Last month, UCSF researchers reported on a study wherein investigators modified the default dispense number for various ambulatory prescription opioids. The goal was to determine if researchers could adjust the prescribing habits of physicians via minimal changes in the electronic health record (EHR). And the results were . . . they could indeed modify physician prescribing trends!
Prior to the study, when physicians ordered an opioid, they would automatically see a dispense number of 12 or 20; in other words, the order automatically queued up that the patient would get 12 or 20 pills at the pharmacy. During the research period, the default dispense number was changed to zero, 5, 10, or 15. Obviously, if the default was zero, the doctor would have to manually enter a number (Pro tip: you shouldn’t ask a patient to go to the drug store to get a prescription and then direct the pharmacist to dispense zero pills.) While physicians could always change the dispense instructions to any number of pills they desired, more than half the time, they didn’t do so. Take home message: humans that graduated from medical school aren’t that different from humans that didn’t.
The Oxford Dictionary assigns two definitions to the word inertia. From the physics perspective, inertia is “a property of matter by which it continues in its existing state of rest or uniform motion in a straight line, unless that state is changed by an external force.” I’m not trying to incorporate Newton’s laws of motion into my healthcare information technology (HIT) blog post, so let’s go with the alternative definition: “a tendency to do nothing or to remain unchanged.” I’m going to go out on a limb here and propose that most humans, in general, do indeed have a tendency to remain unchanged.
Marketers have used our love of inertia against us for a long time. If the box of cereal that I always buy is suddenly reduced by 20% in volume while the cost remains the same, do I revolt and stop buying the over-priced breakfast food? Nope, not typically. When I buy a shirt from a new website, there is often a message near the bottom of the screen asking me if I’d like to subscribe to their newsletter. Guess what: that box is typically pre-checked for me. The default, if I do nothing, is that I’m subscribed. I must take action to change that outcome. I believe that most of us are subscribed to a ton of newsletters that we’d rather not see.
The UCSF study lends credence to the idea that there is tremendous power in the EHR default. More often than not, doctors will not change values that automatically pop onto their screens. Of course, this only works if the defaults are within the user’s expected range. I bet that an emergency medicine physician would start to rapidly pay attention to default dispense values if 100 or 200 pills showed up as the initial value. Those numbers are way out of bounds for safe opioid dispensing. If the EHR doesn’t seem to be configured appropriately given prevailing medical practices, the default value will quickly become nothing more than noise that must always be questioned. This concept of inertia in the EHR seems to work only if the doctor doesn’t really notice it.

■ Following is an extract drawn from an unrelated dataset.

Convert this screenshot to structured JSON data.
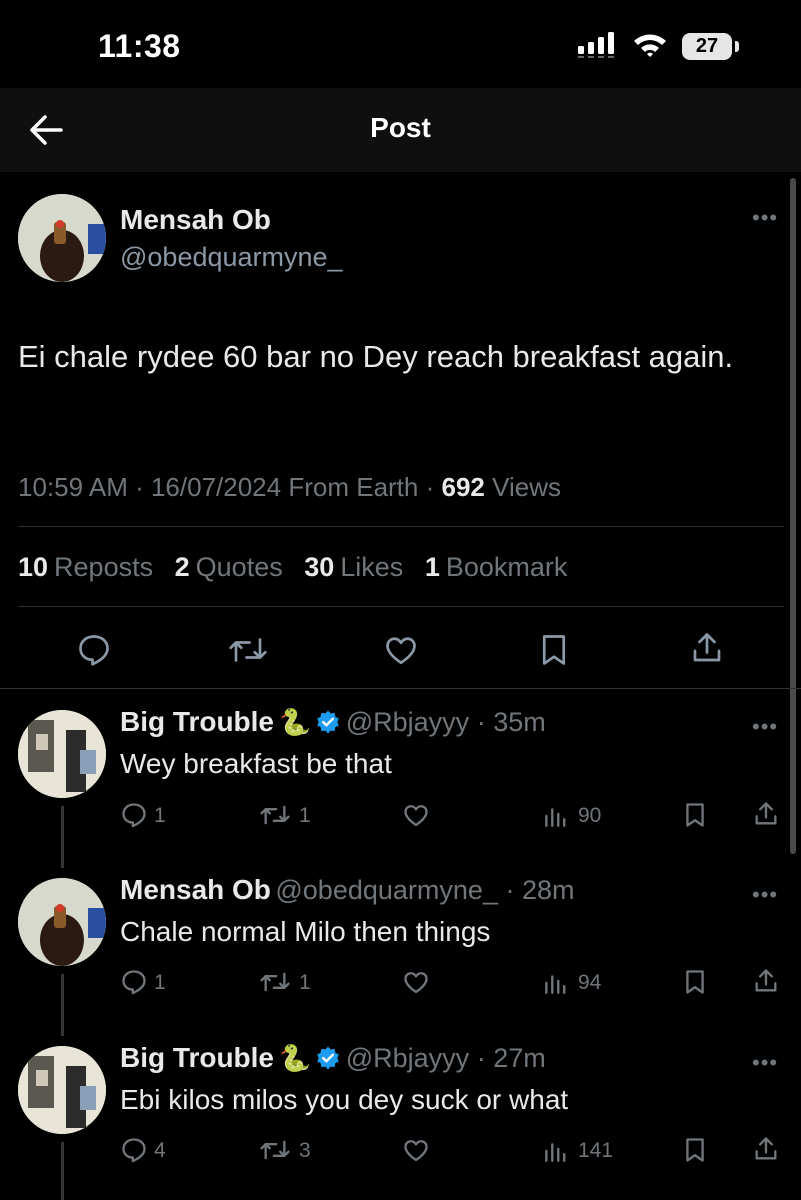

Those of us in the HIT trenches try to incorporate best practices (aka evidence-based medicine) by making it “easy” to do the “right” thing and just a little bit more difficult to do everything else. An order set for community-associated pneumonia (CAP) will have antibiotics that have been approved by infectious disease specialists and will likely be missing other antibiotics, whether they’re commonly prescribed or not. Can physicians order whatever antibiotics they want? Sure, but it’s not as easy as using those found in the order set for CAP. It’s that little bit of inertia that must be overcome that gives the default meds the edge much of the time.
We use defaults not only for ordering things like medications and blood tests, but often for documentation choices as well. Sometimes this causes a bit of a problem. For example, many physicians have pre-defined templates stored for certain kinds of physical exams. Imagine I’m a pediatrician (big stretch, I know) and I see a bunch of children with ear infections. Most of those patients have very similar exams: they have one or two red eardrums, a runny nose with clear rhinorrhea, a normal throat, and clear lungs. I’ll bet 80% of kids with ear infections fit this bill. The EHR might drop this template into my note once I’ve made the diagnosis of ear infection. This is very helpful, but . . . I have to remember to modify the documentation if this child is one of the 20% who perhaps has a red throat or some wheezing on the respiratory exam. Defaults giveth, but defaults can also taketh away.
It’s incumbent upon the clinical informatics team to use the power of inertia for good and not for evil. Make it easy to do the right, but not too easy. Of course, some might argue about what the right thing is, but that’s a topic for a different blog post.
Do you have examples of inertia and healthcare IT working to help clinicians and patients? If so, tweet at me at @CraigJoseph.